We've all heard the line about the whole being greater than the sum of its parts. Our current climate of cutbacks in health, social supports and education only reinforces the need to share our resources in new ways. The challenge is for people and professionals who work with children and youth to begin to see one another as partners and co-advocates.

From June 24-28, we saw the culmination of just such a partnership, when over 800 people from a variety of backgrounds met in Hamilton for an innovative conference and health fair called Together for Healthy Kids. The joint conference was a collaboration between the Canadian Paediatric Society, in celebration of its 75th anniversary, and the Ontario Prevention Clearinghouse (OPC), a non-profit organization with a 12 year track record in health promotion and healthy public policy for children and youth. Together for Healthy Kids began as an experiment between two very different organizations: one which represents 2,000 paediatricians with an active voice for the health of children and youth and the other, a catalyst and organizer of community-based initiatives and health promotion resources. Over the past 18 months, this fledgling partnership gave birth to a remarkable conference. No doubt this is only the beginning of what could become a blueprint for greater collective action for children and youth into the next century.

We will be continuing to update people on what is emerging from Prevention Congress. VIII. Something is in the works, that will include an article in the Canadian Pediatric Journal, information on OPCs

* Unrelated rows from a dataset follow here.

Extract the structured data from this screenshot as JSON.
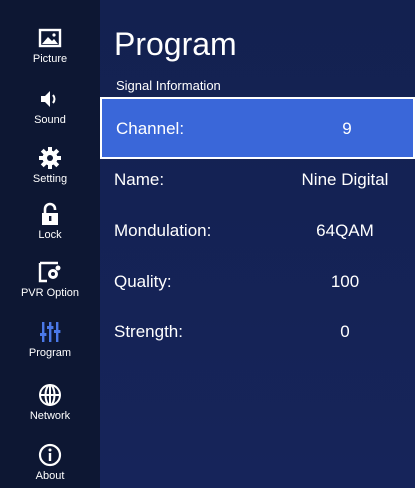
{
  "sidebar": {
    "items": [
      {
        "label": "Picture",
        "icon": "picture-icon"
      },
      {
        "label": "Sound",
        "icon": "speaker-icon"
      },
      {
        "label": "Setting",
        "icon": "gear-icon"
      },
      {
        "label": "Lock",
        "icon": "lock-icon"
      },
      {
        "label": "PVR Option",
        "icon": "record-settings-icon"
      },
      {
        "label": "Program",
        "icon": "sliders-icon"
      },
      {
        "label": "Network",
        "icon": "globe-icon"
      },
      {
        "label": "About",
        "icon": "info-icon"
      }
    ],
    "active": "Program"
  },
  "main": {
    "title": "Program",
    "subtitle": "Signal Information",
    "rows": [
      {
        "label": "Channel:",
        "value": "9",
        "selected": true
      },
      {
        "label": "Name:",
        "value": "Nine Digital"
      },
      {
        "label": "Mondulation:",
        "value": "64QAM"
      },
      {
        "label": "Quality:",
        "value": "100"
      },
      {
        "label": "Strength:",
        "value": "0"
      }
    ]
  },
  "colors": {
    "background": "#132150",
    "sidebar": "#0d1733",
    "highlight": "#3a67d9",
    "active_icon": "#4a78e8"
  }
}
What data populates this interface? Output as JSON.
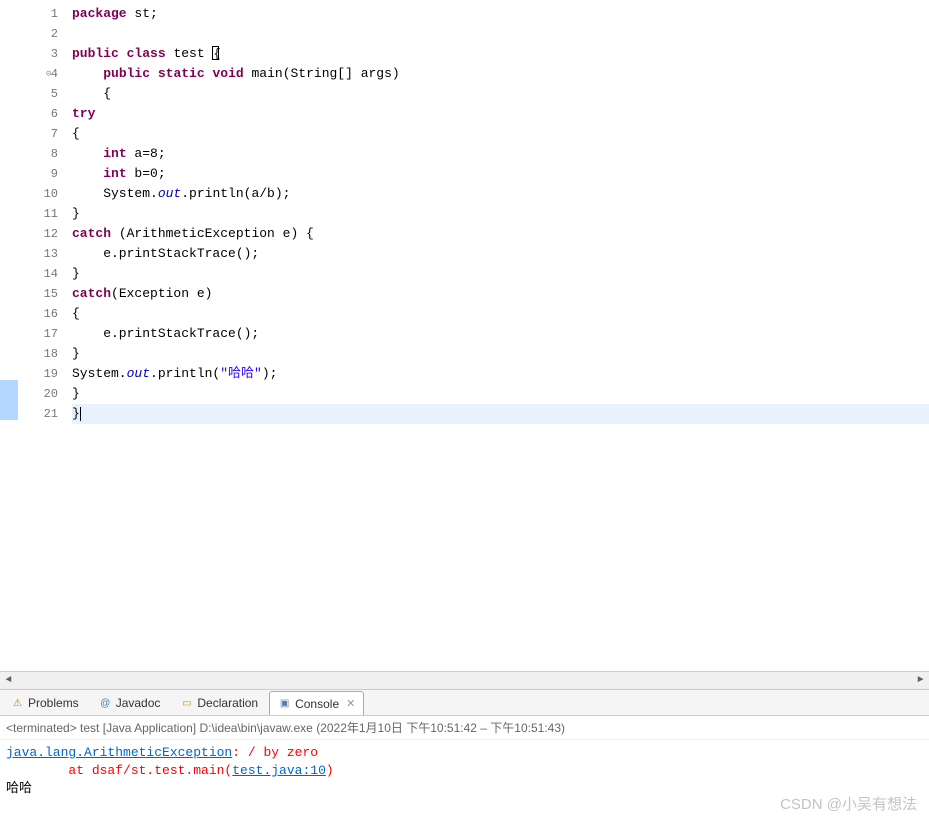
{
  "editor": {
    "lines": [
      {
        "n": "1",
        "strip": "",
        "segs": [
          {
            "t": "kw",
            "v": "package"
          },
          {
            "t": "plain",
            "v": " st;"
          }
        ]
      },
      {
        "n": "2",
        "strip": "",
        "segs": []
      },
      {
        "n": "3",
        "strip": "",
        "segs": [
          {
            "t": "kw",
            "v": "public"
          },
          {
            "t": "plain",
            "v": " "
          },
          {
            "t": "kw",
            "v": "class"
          },
          {
            "t": "plain",
            "v": " test "
          },
          {
            "t": "box",
            "v": "{"
          }
        ]
      },
      {
        "n": "4",
        "marker": "⊝",
        "strip": "",
        "segs": [
          {
            "t": "plain",
            "v": "    "
          },
          {
            "t": "kw",
            "v": "public"
          },
          {
            "t": "plain",
            "v": " "
          },
          {
            "t": "kw",
            "v": "static"
          },
          {
            "t": "plain",
            "v": " "
          },
          {
            "t": "kw",
            "v": "void"
          },
          {
            "t": "plain",
            "v": " main(String[] args)"
          }
        ]
      },
      {
        "n": "5",
        "strip": "",
        "segs": [
          {
            "t": "plain",
            "v": "    {"
          }
        ]
      },
      {
        "n": "6",
        "strip": "",
        "segs": [
          {
            "t": "kw",
            "v": "try"
          }
        ]
      },
      {
        "n": "7",
        "strip": "",
        "segs": [
          {
            "t": "plain",
            "v": "{"
          }
        ]
      },
      {
        "n": "8",
        "strip": "",
        "segs": [
          {
            "t": "plain",
            "v": "    "
          },
          {
            "t": "kw",
            "v": "int"
          },
          {
            "t": "plain",
            "v": " a=8;"
          }
        ]
      },
      {
        "n": "9",
        "strip": "",
        "segs": [
          {
            "t": "plain",
            "v": "    "
          },
          {
            "t": "kw",
            "v": "int"
          },
          {
            "t": "plain",
            "v": " b=0;"
          }
        ]
      },
      {
        "n": "10",
        "strip": "",
        "segs": [
          {
            "t": "plain",
            "v": "    System."
          },
          {
            "t": "field",
            "v": "out"
          },
          {
            "t": "plain",
            "v": ".println(a/b);"
          }
        ]
      },
      {
        "n": "11",
        "strip": "",
        "segs": [
          {
            "t": "plain",
            "v": "}"
          }
        ]
      },
      {
        "n": "12",
        "strip": "",
        "segs": [
          {
            "t": "kw",
            "v": "catch"
          },
          {
            "t": "plain",
            "v": " (ArithmeticException e) {"
          }
        ]
      },
      {
        "n": "13",
        "strip": "",
        "segs": [
          {
            "t": "plain",
            "v": "    e.printStackTrace();"
          }
        ]
      },
      {
        "n": "14",
        "strip": "",
        "segs": [
          {
            "t": "plain",
            "v": "}"
          }
        ]
      },
      {
        "n": "15",
        "strip": "",
        "segs": [
          {
            "t": "kw",
            "v": "catch"
          },
          {
            "t": "plain",
            "v": "(Exception e)"
          }
        ]
      },
      {
        "n": "16",
        "strip": "",
        "segs": [
          {
            "t": "plain",
            "v": "{"
          }
        ]
      },
      {
        "n": "17",
        "strip": "",
        "segs": [
          {
            "t": "plain",
            "v": "    e.printStackTrace();"
          }
        ]
      },
      {
        "n": "18",
        "strip": "",
        "segs": [
          {
            "t": "plain",
            "v": "}"
          }
        ]
      },
      {
        "n": "19",
        "strip": "",
        "segs": [
          {
            "t": "plain",
            "v": "System."
          },
          {
            "t": "field",
            "v": "out"
          },
          {
            "t": "plain",
            "v": ".println("
          },
          {
            "t": "str",
            "v": "\"哈哈\""
          },
          {
            "t": "plain",
            "v": ");"
          }
        ]
      },
      {
        "n": "20",
        "strip": "blue",
        "segs": [
          {
            "t": "plain",
            "v": "}"
          }
        ]
      },
      {
        "n": "21",
        "strip": "blue",
        "hl": true,
        "segs": [
          {
            "t": "plain",
            "v": "}"
          },
          {
            "t": "cursor",
            "v": ""
          }
        ]
      }
    ]
  },
  "tabs": {
    "problems": {
      "label": "Problems",
      "icon": "⚠"
    },
    "javadoc": {
      "label": "Javadoc",
      "icon": "@"
    },
    "declaration": {
      "label": "Declaration",
      "icon": "📋"
    },
    "console": {
      "label": "Console",
      "icon": "▣",
      "close": "✕"
    }
  },
  "console": {
    "header_prefix": "<terminated>",
    "header_main": " test [Java Application] D:\\idea\\bin\\javaw.exe  (2022年1月10日 下午10:51:42 – 下午10:51:43)",
    "line1_link": "java.lang.ArithmeticException",
    "line1_rest": ": / by zero",
    "line2_prefix": "        at dsaf/st.test.main(",
    "line2_link": "test.java:10",
    "line2_suffix": ")",
    "line3": "哈哈"
  },
  "watermark": "CSDN @小吴有想法"
}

web-site and more summaries here in the OHPE Bulletin.

Following is a quick summary of one of the workshops that focused on Collaboration. There were many good resources and activities described, that will soon form a feature for OHPE Bulletin.

Community Collaboration - Pulling Together Differently

Mary Martin Rowe, OPC - host

This excellent workshop that took place at the "Together for Healthy Kids" conference, on June 25, 1998; showcased 5 different presenters views and experiences of Collaboration. Mary Martin Rowe, whose work has long focused on the formation of community coalitions in the field of prevention and health promotion, went beyond the usual role of "hosting" to organizing a true example of collaboration. Mary noted that collaboration could be called "tap-dancing on egg shells", especially these days as everyone is challenged to "collaborate" with a wide variety of other groups and sectors. She asked each of the presenters to prepare for the session by using a framework for their collaboration story, as a guide for what helped and hindered [noted below].

Collaboration Framework

- Process Factors - Understanding the Community; Community Development; Leadership; Communication; Research and Evaluation; Sustainability

- Contextual Factors - Connectedness; History of Working Together; Political Climate; Policies/Regulations; Resources; Catalysts

The five presenters were:

- Ken Ross, Assistant Deputy Minister of Health & Community Services in New Brunswick talking about the big picture of collaboration in changing a mental health system with consumers;

- Rick Kelly, program coordinator for Better Beginnings Etobicoke-Highfield, who spoke of giving children a voice and enriching a community through collaboration;

- Jeanine Piovesana, coordinator of Speech, Language pathology at Thunder Bay health Unit who discussed the Fair Start program and how team players score winning goals;

- Ruth Scofield, Hamilton Community Action Program for Children (CAP-C) & Public Health, speaking on New Choices program with women and teens on substance abuse and parenting; and

- Debra Swan of North Simcoe CAP-C program who described the difficulties of collaborating with agencies and urged people to "say what you mean and mean what you say".

We hope to see a greater exploration of these factors in a future OHPE feature.

Submitted by Alison Stirling